- Presenting concepts to clients. Presenting initial packaging concepts to clients in 3D allows them to fully understand how the package would appear in the real world.
- Product promotion. When the project is completed, Dimension can be used to create “synthetic photography” for a product: 3D renders for everything from e-commerce to advertisements.
- Portfolio. Finally, the assets can be used once more to get specific design-centric renders for your portfolio.
While designing packaging over the years I’ve presented my work to clients in a variety of ways. Initially, in the early days, in the form of flat artwork which didn’t give much context to the overall design in the physical world. After that was Photoshop mockups which took longer and looked better, but weren’t perfect.

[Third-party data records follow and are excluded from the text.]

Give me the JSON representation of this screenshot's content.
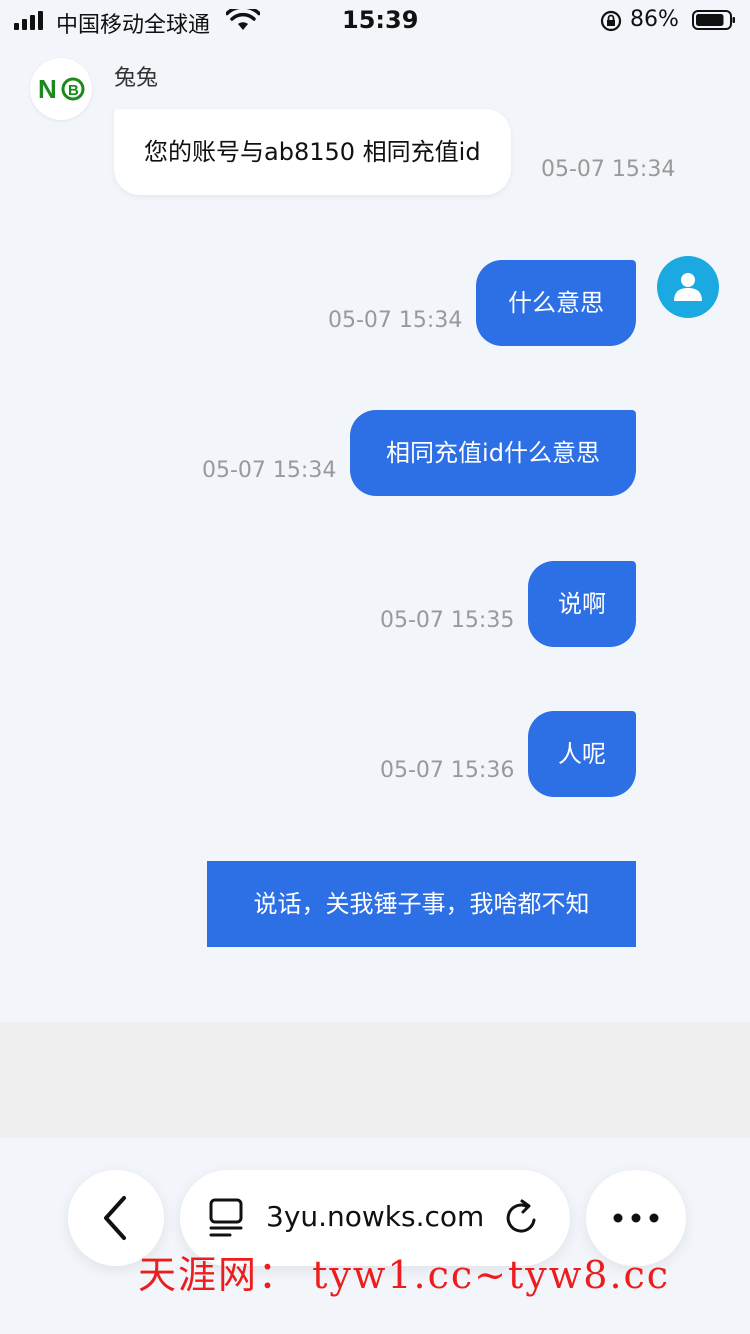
{
  "status_bar": {
    "carrier": "中国移动全球通",
    "time": "15:39",
    "battery_percent": "86%",
    "battery_level": 0.86
  },
  "chat": {
    "incoming": {
      "sender_name": "兔兔",
      "avatar_text": "NⒷ",
      "text": "您的账号与ab8150 相同充值id",
      "time": "05-07 15:34"
    },
    "outgoing": [
      {
        "text": "什么意思",
        "time": "05-07 15:34"
      },
      {
        "text": "相同充值id什么意思",
        "time": "05-07 15:34"
      },
      {
        "text": "说啊",
        "time": "05-07 15:35"
      },
      {
        "text": "人呢",
        "time": "05-07 15:36"
      },
      {
        "text": "说话，关我锤子事，我啥都不知",
        "time": ""
      }
    ]
  },
  "browser_toolbar": {
    "url": "3yu.nowks.com"
  },
  "watermark": "天涯网：  tyw1.cc~tyw8.cc",
  "colors": {
    "outgoing_bubble": "#2d6fe4",
    "avatar_right": "#1ba9e1",
    "watermark": "#ee1d1d"
  }
}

Since I work a lot with cans and bottles, Photoshop didn’t realistically represent the kind of distortion around the edges of the package due to artwork being applied to a cylindrical object.

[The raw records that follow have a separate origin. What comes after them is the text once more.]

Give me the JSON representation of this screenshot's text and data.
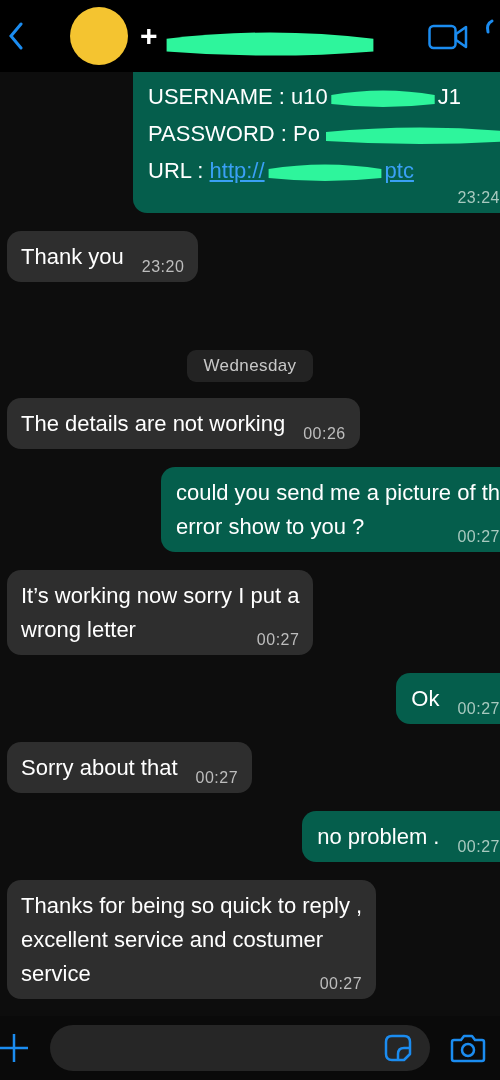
{
  "header": {
    "contact_name": "+",
    "redacted": true
  },
  "messages": [
    {
      "kind": "credentials",
      "rows": [
        {
          "text": "USERNAME : u10",
          "tail": "J1",
          "redacted": true
        },
        {
          "text": "PASSWORD : Po",
          "redacted": true
        },
        {
          "text": "URL : ",
          "link": "http://",
          "link_tail": "ptc",
          "redacted": true
        }
      ],
      "time": "23:24"
    },
    {
      "kind": "in",
      "lines": [
        "Thank you"
      ],
      "time": "23:20"
    },
    {
      "kind": "day",
      "text": "Wednesday"
    },
    {
      "kind": "in",
      "lines": [
        "The details are not working"
      ],
      "time": "00:26"
    },
    {
      "kind": "out",
      "lines": [
        "could you send me a picture of th",
        "error show to you ?"
      ],
      "time": "00:27"
    },
    {
      "kind": "in",
      "lines": [
        "It’s working now sorry I put a",
        "wrong letter"
      ],
      "time": "00:27"
    },
    {
      "kind": "out",
      "lines": [
        "Ok"
      ],
      "time": "00:27"
    },
    {
      "kind": "in",
      "lines": [
        "Sorry about that"
      ],
      "time": "00:27"
    },
    {
      "kind": "out",
      "lines": [
        "no problem ."
      ],
      "time": "00:27"
    },
    {
      "kind": "in",
      "lines": [
        "Thanks for being so quick to reply ,",
        "excellent service and costumer",
        "service"
      ],
      "time": "00:27"
    }
  ]
}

With Dimension I can apply art to 3D stock objects and see exactly how it’ll look as a final product. Presenting 3D renders for approval helps everyone wrap their head around a project; there’s less guess work involved in how the final design will look. There’s actually a mode in Dimension where you can publish your scene to the web and give the client the option to orbit the camera in their web browser to see the scene from every angle.
Once the presentation and revision phase is complete with the client, I’m already in a 3D workflow which puts me 80% of the way there to create renders for the client to use commercially.
Product PromotionAs the uses of 3D become more widely known, design-centric tools are becoming available and accessible in the same way that web design technology has opened up over the past several years. I remember a time when even fairly well-rounded graphic designers, when asked by a client if they could create a simple website, would say no. Nowadays, technology is more accessible to a wider range of skill sets. It’s very common for a designer to put together a website for a client with Wordpress or Squarespace with no coding experience. I’ve even had clients who’ve built Wix websites themselves (before asking me to redesign it). The same accessibility has now arrived for 3D technology. With easier access, 3D is something that clients will be requesting more going forward.
Besides being a time saver to deliver more impressive concepts to clients, I’ve found additional uses for the program the more I've used it. Outside of my brand and packaging work, I do a lot of work in the entertainment industry including movie posters, film titles and album artwork. Dimension is proving to be a tool that is allowing me to creatively explore outside of the traditional 2D space I’ve become familiar with, allowing me to develop 3D renders to either supplement 2D art in Photoshop or create compositions entirely in the Dimension. Once you get accustomed to the software, you quickly begin to realize how adding 3D tools to your skill set can complement your own unique mix of projects.
John Godfrey is a creative director / designer with experience in branding, web, print and motion graphics, working on projects for Fox, SundanceNow, Sony Music Entertainment, Lionsgate, CBS Films, 300 Entertainment, ABC, HBO, Myriad Pictures, Warner Music Group, as well as prominent entertainment personalities. He also specializes in branding and packaging for craft beer, spirits and other fast-moving consumer goods, with a number of successful product launches and rebrands. Check out more of his work at johngodfrey.com
Please note: The views and opinions expressed in this article are those of the authors and do not necessarily reflect the official policy or position of the RGD.